*TASK REQUIREMENTS:* From the entries below, give the number of lines where the word "nick" occurs, and nothing else.

*GIVEN DATA:*
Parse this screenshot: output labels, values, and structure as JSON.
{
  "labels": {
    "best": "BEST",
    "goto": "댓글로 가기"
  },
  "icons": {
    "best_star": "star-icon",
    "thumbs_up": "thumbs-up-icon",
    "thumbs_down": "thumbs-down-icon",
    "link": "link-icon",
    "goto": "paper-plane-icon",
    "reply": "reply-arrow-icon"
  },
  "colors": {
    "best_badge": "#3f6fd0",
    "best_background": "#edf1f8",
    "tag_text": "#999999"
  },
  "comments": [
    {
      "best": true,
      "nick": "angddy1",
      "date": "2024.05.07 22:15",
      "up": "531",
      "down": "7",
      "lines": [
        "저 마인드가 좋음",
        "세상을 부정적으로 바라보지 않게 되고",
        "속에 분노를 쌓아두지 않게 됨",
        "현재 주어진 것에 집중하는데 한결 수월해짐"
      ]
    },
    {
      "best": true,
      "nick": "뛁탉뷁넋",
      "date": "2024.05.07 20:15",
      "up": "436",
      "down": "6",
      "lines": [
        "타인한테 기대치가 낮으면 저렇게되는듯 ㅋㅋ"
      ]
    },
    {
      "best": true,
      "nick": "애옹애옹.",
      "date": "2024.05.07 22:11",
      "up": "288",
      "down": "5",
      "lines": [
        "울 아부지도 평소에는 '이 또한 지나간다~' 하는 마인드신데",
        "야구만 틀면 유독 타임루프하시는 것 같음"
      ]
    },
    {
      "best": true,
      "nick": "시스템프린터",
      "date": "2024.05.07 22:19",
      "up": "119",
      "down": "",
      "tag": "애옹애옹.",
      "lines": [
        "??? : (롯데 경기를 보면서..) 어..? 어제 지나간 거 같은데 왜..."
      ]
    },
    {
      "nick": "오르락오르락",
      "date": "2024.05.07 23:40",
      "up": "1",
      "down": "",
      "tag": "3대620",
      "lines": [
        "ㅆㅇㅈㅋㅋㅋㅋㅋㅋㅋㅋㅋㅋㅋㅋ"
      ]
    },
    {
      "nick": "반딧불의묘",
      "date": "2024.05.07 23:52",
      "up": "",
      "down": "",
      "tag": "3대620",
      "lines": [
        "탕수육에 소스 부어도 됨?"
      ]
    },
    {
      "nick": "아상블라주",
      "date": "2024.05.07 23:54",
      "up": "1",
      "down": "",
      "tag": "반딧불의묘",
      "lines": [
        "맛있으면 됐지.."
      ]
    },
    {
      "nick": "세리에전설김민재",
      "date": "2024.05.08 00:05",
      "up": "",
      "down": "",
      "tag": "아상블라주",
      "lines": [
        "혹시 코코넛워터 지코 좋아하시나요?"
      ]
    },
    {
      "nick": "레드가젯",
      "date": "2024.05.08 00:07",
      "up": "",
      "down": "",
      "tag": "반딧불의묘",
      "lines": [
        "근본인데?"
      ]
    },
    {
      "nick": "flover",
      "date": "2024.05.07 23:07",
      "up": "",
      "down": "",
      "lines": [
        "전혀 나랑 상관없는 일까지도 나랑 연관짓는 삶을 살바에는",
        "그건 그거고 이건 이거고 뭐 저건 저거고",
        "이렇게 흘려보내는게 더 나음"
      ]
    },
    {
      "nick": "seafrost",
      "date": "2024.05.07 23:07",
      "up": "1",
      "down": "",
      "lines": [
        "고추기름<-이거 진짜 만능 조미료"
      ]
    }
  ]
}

*ANSWER FOR THIS EXERCISE:* 11